The Geordie duos’ latest collage of ideas, Wireless World represents societies unbounding optimism for new technologies at the expense of our planets decline. It might sound like an ambitious task, but Warm Digits are no stranger to this sort of dystopic territory - I last saw them play a live intro to an independent screening of Blade Runner. In fact, their chaotic kraut-tronica adds a fun and thrilling urgency to any potential doomsday scenario.

Wirless World channels the post-rock tendencies of bands such as Fuck Buttons and 65daysofstatic, but remains grounded in its atmospheric vision. “End Times” tackles the finality of our species with a dose of tongue-in-cheek disco funk. “It must be getting close to/I feel it getting near to...” sings guest vocalist Peter Brewis (Field Music) as a garish vocoder cuts through the synth flickers.

Title track “Wireless World” is a pulsating ball of trance pop, that cascades through a spiraling virtual network drawing on the velocity and bashfulness of Mirrored-era Battles. “Fracking Blackpool” is another relentless guitar-led tumble through sparse and claustrophobic spaces that plummets into the abyss like a euthanasia-coaster.

In “The Rumble and the Tremor”, guest vocalist Devon Sproule tells the story of a power station that provides employment for a deprived area at the cost of geological destruction. This, along with the hazy dance pop of “Growth and Raindrops” (featuring Saint Etienne's Sarah Cracknell), humanizes the album’s instrumental workings but stringed interlude Mute Ocean, brings us back to the looming apocalypse by exhuming the synth-prog genius of Vangelis and YMO.

There is a scrappiness at the heart of Wireless World that taps into our socio-political anxieties and calls for change.
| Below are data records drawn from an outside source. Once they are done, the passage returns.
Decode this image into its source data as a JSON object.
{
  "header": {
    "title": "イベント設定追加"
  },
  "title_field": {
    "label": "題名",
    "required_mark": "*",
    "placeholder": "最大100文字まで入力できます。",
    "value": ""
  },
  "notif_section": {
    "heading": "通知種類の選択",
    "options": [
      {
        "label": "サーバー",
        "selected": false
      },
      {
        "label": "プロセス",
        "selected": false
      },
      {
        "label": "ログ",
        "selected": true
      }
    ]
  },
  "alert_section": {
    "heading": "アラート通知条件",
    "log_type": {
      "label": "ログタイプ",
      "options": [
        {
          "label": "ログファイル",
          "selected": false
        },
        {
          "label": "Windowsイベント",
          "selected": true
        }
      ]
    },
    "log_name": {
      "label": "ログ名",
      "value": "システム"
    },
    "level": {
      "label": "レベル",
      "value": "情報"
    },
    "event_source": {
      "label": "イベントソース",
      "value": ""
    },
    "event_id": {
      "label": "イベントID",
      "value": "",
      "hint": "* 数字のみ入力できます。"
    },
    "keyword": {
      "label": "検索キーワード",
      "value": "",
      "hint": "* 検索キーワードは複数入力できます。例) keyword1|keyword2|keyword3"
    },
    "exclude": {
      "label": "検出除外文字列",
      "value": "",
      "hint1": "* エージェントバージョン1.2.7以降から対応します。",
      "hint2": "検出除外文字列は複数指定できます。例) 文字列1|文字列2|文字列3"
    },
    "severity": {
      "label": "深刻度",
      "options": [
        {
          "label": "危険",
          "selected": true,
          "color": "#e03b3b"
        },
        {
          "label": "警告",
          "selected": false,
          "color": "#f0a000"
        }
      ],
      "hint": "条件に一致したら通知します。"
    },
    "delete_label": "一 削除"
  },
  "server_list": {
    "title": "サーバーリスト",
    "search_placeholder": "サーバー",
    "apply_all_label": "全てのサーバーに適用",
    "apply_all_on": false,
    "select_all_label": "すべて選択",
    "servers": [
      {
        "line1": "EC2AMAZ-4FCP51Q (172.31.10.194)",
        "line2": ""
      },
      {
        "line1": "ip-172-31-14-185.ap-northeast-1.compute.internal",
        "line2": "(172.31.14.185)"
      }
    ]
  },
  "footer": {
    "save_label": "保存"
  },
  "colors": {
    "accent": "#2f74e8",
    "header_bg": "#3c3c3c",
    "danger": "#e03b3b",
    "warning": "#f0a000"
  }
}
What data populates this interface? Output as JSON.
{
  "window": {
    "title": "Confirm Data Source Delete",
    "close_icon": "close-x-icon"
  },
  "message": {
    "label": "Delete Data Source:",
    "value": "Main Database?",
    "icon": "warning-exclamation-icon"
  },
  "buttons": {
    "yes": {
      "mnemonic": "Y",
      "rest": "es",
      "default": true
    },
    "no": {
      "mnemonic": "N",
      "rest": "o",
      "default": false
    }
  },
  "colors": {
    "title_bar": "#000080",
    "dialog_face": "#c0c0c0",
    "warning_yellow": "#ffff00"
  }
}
The near-future is looking bleak, but it doesn’t sound so bad.